WHAT YOU NEED TO DO
The required output is all lines below that contain the word "this".

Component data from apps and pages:
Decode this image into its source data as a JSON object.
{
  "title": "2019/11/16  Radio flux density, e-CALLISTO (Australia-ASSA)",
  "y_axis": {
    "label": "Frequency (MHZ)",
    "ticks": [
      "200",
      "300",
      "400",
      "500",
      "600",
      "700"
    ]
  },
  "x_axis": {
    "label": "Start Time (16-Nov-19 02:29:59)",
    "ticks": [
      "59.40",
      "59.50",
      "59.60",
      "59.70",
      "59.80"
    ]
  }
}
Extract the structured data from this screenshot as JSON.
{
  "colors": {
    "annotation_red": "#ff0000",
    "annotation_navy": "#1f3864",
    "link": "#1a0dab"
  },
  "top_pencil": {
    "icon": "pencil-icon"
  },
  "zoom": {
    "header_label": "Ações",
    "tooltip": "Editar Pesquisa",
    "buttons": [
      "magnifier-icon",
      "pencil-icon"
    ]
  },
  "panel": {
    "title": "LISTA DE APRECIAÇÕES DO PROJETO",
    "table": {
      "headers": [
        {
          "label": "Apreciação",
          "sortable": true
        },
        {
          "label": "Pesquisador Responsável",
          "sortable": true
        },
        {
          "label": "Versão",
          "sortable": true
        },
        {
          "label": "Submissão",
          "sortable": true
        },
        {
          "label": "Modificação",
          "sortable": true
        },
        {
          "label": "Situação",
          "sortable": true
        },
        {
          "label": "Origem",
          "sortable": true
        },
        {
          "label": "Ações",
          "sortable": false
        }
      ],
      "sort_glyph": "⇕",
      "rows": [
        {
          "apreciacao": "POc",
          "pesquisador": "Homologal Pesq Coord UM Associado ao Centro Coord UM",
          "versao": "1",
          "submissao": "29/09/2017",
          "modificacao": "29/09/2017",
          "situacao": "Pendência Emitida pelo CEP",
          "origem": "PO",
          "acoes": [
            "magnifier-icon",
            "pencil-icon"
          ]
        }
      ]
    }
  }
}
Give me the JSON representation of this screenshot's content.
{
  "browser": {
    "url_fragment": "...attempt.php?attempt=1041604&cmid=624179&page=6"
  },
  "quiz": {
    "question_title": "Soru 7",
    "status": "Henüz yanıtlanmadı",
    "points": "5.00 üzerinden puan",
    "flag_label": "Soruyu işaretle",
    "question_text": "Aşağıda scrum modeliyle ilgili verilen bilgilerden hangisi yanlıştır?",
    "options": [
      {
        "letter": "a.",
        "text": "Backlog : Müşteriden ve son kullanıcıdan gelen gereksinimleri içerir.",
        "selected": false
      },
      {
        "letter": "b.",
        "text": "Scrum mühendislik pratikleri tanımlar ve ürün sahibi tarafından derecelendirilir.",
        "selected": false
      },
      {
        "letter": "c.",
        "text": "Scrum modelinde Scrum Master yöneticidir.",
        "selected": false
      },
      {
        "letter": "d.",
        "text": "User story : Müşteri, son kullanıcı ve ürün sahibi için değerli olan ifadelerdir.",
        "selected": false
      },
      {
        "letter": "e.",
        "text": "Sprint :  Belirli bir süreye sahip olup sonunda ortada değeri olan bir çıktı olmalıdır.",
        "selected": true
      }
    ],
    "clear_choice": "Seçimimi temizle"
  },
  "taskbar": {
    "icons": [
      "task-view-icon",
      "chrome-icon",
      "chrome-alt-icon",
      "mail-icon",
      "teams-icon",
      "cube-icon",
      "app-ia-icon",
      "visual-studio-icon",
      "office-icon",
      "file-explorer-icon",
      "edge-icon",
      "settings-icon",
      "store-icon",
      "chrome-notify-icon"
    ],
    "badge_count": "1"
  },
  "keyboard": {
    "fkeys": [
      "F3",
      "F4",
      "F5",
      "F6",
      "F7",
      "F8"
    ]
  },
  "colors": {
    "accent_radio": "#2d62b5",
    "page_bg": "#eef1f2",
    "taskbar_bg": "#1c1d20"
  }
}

RESPONSE BELOW
Decode this image into its source data as a JSON object.
Extract the structured data from this screenshot as JSON.
Give me the JSON representation of this screenshot's content.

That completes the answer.